[The data Boundary: Start]
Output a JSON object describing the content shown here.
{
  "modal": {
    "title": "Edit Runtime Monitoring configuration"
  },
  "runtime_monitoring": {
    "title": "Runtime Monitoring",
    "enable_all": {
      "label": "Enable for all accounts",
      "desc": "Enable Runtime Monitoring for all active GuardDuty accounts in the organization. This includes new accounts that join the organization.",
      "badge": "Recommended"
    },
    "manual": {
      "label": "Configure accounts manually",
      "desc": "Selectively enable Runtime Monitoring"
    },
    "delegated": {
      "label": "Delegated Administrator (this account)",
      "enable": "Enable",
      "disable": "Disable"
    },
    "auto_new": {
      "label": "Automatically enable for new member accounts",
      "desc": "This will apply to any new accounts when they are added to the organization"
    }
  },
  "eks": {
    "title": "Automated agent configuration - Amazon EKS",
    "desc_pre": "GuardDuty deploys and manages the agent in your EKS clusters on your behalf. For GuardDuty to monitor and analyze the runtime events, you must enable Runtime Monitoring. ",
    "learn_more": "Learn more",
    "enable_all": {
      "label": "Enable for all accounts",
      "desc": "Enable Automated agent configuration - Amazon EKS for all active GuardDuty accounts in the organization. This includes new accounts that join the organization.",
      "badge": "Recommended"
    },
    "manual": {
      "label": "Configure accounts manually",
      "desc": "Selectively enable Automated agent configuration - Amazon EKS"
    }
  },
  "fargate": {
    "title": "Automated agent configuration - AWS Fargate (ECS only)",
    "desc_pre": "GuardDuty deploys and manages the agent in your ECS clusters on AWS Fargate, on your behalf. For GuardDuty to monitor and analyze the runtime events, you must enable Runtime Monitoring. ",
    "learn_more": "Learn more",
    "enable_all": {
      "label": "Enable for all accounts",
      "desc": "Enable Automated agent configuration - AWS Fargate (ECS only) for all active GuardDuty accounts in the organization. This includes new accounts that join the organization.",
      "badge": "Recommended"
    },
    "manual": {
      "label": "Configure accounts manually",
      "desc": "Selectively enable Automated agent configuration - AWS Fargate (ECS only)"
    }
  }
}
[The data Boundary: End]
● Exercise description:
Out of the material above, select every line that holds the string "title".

● Expected answer:
    "title": "Edit Runtime Monitoring configuration"
    "title": "Runtime Monitoring",
    "title": "Automated agent configuration - Amazon EKS",
    "title": "Automated agent configuration - AWS Fargate (ECS only)",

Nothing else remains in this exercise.